"I do not believe that the men who served in uniform in Vietnam have been given the credit they deserve. It was a difficult war against an unorthodox enemy."
Gen. Wm. C. Westmoreland
. . . — — Map (db m88502) WM|
John C. Calhoun's Plantation Office was his private sanctuary and housed both his study and library during his twenty-five year residency at Fort Hill. In this building Calhoun developed and set forth his most historically significant . . . — — Map (db m9566) HM|
| Until the late 18th Century, Zion's only visitors were the original inhabitants of the region. The earliest appearance of Europeans came in 1776 when the Dominguez-Escalante expedition after abandoning their quest for an overland route to . . . — — Map (db m80538) HM|
|William Slade was one of Vermont’s great public servants and an ardent abolitionist. Born when Vermont was an independent republic, he died just before the Civil War.
A graduate of Middlebury College admitted to the bar in 1810, Slade was a . . . — — Map (db m135841) HM|
|Hiram Powers, one of the most famous nineteenth century sculptors, was born in 1805 in a farmhouse that stood on this hillside. Although he went west with his family at a young age, and took up residence in Florence, Italy, in 1837, Powers always . . . — — Map (db m32221) HM|
|One block south is The Alexandria Lyceum, formed as a public education organization in 1834 by Quaker schoolmaster Benjamin Hallowell and other civic leaders. In 1839, the founders joined with the Alexandria Library Company to construct a . . . — — Map (db m115718) HM|
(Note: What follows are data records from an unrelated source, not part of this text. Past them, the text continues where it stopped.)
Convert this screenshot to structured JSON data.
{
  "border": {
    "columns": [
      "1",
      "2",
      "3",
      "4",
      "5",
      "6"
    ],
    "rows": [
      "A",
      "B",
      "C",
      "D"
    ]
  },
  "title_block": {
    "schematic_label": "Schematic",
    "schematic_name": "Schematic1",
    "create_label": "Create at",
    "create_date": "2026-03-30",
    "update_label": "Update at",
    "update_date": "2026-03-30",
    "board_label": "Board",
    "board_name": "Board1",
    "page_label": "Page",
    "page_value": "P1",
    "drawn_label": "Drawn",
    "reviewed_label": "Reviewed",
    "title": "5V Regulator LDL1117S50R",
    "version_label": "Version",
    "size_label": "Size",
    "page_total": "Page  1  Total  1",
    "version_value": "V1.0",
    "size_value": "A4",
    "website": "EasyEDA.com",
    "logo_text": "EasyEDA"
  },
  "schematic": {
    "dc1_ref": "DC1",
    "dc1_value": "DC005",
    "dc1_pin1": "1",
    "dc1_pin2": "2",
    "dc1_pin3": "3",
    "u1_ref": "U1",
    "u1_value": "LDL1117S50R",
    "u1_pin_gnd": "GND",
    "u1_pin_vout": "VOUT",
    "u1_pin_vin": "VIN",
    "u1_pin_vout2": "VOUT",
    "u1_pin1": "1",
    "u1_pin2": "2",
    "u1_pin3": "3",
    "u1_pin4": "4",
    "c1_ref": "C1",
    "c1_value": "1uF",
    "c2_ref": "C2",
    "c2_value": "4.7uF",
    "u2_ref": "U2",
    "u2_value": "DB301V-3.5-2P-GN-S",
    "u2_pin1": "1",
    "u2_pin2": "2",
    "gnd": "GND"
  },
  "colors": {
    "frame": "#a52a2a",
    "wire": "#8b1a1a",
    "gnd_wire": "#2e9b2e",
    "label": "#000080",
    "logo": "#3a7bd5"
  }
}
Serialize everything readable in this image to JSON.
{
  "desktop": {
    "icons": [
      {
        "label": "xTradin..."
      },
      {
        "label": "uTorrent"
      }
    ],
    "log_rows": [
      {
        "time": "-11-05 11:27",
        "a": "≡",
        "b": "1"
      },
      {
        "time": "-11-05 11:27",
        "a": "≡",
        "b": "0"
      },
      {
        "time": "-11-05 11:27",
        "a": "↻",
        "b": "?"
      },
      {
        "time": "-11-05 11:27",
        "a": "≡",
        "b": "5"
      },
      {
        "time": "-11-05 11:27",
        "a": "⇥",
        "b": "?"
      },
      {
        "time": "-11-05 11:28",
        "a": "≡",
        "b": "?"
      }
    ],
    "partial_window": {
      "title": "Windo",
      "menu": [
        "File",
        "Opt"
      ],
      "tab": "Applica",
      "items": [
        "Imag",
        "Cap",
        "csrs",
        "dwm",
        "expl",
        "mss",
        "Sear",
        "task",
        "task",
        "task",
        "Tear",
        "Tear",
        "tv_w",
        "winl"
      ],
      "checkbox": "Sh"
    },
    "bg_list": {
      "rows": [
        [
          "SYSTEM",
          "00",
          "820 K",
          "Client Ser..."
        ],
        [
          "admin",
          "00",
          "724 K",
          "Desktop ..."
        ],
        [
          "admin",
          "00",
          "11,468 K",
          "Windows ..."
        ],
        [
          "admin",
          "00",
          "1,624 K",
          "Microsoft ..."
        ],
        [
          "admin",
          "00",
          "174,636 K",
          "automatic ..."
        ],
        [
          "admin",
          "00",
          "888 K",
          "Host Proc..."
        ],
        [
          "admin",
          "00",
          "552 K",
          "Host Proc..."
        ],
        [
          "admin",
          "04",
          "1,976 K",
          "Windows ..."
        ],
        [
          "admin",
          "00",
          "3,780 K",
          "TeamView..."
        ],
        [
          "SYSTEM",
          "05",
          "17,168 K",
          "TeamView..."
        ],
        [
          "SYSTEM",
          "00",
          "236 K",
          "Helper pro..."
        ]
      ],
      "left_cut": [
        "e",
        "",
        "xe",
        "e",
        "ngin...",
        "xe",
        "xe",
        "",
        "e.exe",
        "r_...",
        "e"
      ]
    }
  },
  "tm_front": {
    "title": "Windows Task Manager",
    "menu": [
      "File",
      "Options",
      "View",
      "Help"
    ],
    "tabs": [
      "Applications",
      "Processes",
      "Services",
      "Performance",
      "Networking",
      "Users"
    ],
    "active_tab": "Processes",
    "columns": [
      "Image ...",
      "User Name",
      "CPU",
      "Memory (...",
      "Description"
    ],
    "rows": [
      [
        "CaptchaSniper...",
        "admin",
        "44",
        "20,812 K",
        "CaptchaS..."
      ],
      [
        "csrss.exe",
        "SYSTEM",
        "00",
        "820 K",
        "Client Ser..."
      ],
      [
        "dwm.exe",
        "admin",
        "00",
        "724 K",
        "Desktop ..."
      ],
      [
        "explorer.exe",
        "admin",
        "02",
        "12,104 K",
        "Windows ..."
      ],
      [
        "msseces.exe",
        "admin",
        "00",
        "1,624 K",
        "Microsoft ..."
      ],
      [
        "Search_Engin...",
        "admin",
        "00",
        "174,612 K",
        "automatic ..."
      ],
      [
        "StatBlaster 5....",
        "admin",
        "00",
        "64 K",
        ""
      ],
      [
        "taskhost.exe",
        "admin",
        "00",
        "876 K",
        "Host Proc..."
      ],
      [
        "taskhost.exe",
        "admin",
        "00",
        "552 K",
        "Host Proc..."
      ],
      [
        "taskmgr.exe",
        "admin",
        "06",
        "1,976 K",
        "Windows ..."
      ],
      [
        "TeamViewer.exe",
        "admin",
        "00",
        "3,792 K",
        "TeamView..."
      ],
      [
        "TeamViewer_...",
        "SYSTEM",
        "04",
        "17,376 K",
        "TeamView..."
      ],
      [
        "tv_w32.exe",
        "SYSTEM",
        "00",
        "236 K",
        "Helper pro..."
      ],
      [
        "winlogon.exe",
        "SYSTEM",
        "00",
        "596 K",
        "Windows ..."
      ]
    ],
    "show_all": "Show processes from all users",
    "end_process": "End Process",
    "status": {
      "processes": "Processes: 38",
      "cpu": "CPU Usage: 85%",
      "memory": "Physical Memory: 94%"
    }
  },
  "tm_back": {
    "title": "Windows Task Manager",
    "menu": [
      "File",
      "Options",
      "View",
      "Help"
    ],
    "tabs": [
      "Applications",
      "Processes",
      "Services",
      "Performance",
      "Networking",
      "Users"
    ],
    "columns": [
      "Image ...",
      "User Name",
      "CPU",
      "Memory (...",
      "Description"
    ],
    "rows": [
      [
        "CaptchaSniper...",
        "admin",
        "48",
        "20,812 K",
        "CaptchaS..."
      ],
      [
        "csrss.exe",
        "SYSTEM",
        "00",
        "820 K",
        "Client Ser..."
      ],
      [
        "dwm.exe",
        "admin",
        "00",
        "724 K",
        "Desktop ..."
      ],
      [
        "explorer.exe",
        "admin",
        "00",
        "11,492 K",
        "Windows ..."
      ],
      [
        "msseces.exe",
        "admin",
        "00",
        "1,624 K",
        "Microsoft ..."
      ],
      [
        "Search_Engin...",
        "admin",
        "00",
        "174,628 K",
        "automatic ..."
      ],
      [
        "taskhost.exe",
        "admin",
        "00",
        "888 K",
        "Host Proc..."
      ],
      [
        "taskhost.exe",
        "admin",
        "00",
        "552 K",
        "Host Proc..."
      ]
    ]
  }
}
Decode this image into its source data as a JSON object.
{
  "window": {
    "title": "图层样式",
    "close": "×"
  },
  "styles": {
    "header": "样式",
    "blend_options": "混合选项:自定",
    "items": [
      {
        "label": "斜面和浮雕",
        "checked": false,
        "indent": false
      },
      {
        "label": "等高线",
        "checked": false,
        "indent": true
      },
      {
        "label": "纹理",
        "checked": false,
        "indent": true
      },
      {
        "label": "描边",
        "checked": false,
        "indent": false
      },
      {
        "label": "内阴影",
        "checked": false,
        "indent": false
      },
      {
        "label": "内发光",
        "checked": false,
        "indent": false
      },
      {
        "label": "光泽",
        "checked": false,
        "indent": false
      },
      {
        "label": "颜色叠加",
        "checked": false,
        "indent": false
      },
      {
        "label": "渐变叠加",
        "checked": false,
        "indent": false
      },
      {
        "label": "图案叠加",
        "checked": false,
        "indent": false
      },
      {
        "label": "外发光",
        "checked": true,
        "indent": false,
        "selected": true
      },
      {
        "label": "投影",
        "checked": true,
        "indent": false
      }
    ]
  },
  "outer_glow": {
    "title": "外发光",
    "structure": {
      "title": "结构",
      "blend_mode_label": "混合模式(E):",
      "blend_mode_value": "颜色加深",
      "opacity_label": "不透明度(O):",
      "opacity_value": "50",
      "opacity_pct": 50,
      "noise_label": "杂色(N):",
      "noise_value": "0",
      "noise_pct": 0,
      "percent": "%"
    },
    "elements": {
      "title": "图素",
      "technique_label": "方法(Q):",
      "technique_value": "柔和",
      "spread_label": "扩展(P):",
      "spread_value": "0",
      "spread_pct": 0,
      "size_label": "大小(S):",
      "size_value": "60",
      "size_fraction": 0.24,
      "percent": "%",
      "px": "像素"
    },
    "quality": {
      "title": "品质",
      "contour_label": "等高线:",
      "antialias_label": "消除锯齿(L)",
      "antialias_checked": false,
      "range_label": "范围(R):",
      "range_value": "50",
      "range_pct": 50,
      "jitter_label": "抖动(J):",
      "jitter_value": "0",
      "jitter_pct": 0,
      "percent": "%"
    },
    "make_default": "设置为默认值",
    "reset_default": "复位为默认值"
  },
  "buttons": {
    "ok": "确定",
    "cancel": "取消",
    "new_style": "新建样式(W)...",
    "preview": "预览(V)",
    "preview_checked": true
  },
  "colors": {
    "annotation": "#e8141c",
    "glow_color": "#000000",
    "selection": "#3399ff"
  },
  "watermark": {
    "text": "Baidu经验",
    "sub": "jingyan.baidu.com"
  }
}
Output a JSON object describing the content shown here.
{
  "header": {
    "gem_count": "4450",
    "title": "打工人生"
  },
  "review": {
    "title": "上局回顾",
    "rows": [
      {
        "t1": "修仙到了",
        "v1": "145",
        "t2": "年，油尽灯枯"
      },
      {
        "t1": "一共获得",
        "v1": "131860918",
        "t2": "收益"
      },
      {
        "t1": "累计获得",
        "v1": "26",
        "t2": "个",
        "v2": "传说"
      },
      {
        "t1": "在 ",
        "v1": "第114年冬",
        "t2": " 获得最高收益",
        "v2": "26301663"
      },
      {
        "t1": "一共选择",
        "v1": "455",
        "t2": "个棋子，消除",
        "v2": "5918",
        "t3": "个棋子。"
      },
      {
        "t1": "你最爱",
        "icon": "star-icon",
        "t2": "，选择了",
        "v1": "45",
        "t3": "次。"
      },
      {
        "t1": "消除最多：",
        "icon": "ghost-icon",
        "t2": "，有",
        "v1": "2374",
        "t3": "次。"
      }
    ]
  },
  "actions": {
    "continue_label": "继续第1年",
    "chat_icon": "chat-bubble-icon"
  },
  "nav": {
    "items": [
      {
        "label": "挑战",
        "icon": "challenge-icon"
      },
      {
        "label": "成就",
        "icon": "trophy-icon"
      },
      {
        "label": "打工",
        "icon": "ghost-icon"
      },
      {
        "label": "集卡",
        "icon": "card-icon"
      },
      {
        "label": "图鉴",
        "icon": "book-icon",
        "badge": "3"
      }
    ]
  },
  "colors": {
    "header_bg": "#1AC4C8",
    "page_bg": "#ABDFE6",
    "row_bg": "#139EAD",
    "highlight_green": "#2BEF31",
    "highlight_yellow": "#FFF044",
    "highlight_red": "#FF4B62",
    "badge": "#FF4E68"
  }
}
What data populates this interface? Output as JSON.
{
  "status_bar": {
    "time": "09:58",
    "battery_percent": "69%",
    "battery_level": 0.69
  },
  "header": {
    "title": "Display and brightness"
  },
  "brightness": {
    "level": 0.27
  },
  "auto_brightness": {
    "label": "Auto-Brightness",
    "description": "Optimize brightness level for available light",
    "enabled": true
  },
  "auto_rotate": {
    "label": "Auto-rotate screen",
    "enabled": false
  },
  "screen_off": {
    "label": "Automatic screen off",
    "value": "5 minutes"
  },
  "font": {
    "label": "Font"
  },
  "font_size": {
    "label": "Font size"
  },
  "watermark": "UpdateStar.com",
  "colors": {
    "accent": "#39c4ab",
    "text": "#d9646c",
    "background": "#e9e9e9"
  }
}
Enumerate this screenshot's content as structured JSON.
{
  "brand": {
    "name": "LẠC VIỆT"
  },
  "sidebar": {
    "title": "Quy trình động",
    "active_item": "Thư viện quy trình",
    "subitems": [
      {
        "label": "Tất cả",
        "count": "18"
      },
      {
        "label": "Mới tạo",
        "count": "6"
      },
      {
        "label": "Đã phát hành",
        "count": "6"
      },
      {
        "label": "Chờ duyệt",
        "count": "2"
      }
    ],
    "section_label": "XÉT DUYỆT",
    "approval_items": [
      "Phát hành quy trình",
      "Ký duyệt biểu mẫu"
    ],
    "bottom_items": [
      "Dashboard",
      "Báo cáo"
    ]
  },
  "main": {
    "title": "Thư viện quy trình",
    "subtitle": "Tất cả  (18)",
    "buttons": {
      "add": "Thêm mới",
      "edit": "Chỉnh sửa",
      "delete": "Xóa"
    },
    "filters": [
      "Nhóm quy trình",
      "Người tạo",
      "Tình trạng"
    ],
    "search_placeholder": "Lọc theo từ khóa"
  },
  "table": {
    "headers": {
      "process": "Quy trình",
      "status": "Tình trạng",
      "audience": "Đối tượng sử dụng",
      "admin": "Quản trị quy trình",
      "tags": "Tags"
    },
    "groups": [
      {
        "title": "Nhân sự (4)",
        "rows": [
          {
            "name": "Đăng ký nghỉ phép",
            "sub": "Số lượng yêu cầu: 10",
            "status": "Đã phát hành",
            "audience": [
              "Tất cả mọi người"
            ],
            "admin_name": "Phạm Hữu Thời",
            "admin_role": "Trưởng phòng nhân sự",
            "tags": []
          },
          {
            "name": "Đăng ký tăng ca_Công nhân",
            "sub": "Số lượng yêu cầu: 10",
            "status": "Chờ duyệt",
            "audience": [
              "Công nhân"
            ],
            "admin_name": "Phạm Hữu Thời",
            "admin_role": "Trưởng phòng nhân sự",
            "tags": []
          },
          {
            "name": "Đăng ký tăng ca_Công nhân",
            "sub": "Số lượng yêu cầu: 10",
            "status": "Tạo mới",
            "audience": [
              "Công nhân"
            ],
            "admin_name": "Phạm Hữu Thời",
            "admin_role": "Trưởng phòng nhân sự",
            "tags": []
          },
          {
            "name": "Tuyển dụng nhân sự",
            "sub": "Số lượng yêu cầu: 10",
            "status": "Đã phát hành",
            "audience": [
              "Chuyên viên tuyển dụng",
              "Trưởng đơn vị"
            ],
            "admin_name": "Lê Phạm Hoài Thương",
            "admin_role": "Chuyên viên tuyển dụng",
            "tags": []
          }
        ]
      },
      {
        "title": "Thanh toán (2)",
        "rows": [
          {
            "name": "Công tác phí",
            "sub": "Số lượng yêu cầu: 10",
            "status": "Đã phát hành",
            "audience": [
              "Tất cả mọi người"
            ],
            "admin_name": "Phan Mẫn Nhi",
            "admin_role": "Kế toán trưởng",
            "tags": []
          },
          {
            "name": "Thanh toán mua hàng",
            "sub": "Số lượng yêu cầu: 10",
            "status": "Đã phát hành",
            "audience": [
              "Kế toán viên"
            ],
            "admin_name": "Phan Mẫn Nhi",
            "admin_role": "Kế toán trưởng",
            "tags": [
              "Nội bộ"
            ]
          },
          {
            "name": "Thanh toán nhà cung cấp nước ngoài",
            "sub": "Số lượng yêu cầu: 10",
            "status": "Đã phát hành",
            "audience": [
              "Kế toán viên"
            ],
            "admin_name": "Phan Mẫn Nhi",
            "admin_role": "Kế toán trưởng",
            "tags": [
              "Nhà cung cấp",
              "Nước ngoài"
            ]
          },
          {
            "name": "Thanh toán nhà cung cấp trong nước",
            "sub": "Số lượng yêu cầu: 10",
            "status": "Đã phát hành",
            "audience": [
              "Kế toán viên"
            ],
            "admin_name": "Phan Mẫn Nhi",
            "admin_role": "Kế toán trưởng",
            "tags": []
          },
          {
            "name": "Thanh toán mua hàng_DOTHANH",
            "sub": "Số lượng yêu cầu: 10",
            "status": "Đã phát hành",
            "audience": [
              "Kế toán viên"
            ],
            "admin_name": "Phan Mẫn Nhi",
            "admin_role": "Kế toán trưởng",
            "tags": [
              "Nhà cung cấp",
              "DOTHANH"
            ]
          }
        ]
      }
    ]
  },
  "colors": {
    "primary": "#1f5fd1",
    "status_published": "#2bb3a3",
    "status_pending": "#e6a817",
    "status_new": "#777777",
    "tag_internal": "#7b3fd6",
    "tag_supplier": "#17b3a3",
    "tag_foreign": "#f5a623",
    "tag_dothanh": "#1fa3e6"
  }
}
|Built in 1839 by the Alexandria Lyceum Company under the leadership of Benjamin Hallowell, this building housed the Alexandria Library and was the scene of concerts, meetings, debates and lectures featuring such speakers as John Quincy Adams and . . . — — Map (db m8607) HM|
|In the summer of 1862, Confederate authorities imprisoned four Union men from Fredericksburg and Spotsylvania County. The arrested Unionists were local citizens in good standing, but who refused to renounce their allegiance to the United States. . . . — — Map (db m1146) HM|
|The Loudoun County Courthouse, first occupied in 1895, is the third on this site, which was designated for that use on the 1759 plat of Leesburg. On 12 Aug. 1776, the Declaration of Independence was read from the doorway of the first courthouse. The . . . — — Map (db m876) HM|
|Temple Hall was the home of William Temple Thomson Mason, son of Thomson Mason of Raspberry Plain and nephew of George Mason, author of the Virginia Declaration of Rights. The house was constructed about 1810 and was the centerpiece for the farm . . . — — Map (db m106399) HM|
|Moses Myers (1753-1835) was a shipping merchant who came to Norfolk in 1787 from New York. He acquired this site in September 1791 and built his distinguished Federal town house in 1792. It was one of the early brick buildings to be constructed in . . . — — Map (db m35092) HM|
|"The advice nearest to my heart and deepest in my convictions is that the Union of the States be cherished an perpetuated." -James Madison, Advice to My Country, 1834 The Madison Family Cemetery is the understated resting place for two of . . . — — Map (db m24117) HM|
|Convinced of the need to more quickly and efficiently repair the nation's Navy ships, President John Quincy Adams and Congress agreed in 1827 to follow engineers' recommendations to build two dry docks, one here and one in Boston.
The . . . — — Map (db m76838) HM|
|In the early 19th century what is today the northwest coast of Washington State might have become a Russian colony, an extension of Alaska, if the Sv. Nikolai voyage had been successful. This could have led to this section of New Albion, the . . . — — Map (db m129579) HM|
Rail transportation in the United States began in Baltimore, Maryland on July 4, 1828, when Charles Carroll, the only living signer of the Declaration of Independence, laid the cornerstone of the Baltimore and Ohio Railroad.
On the same day . . . — — Map (db m12060) HM|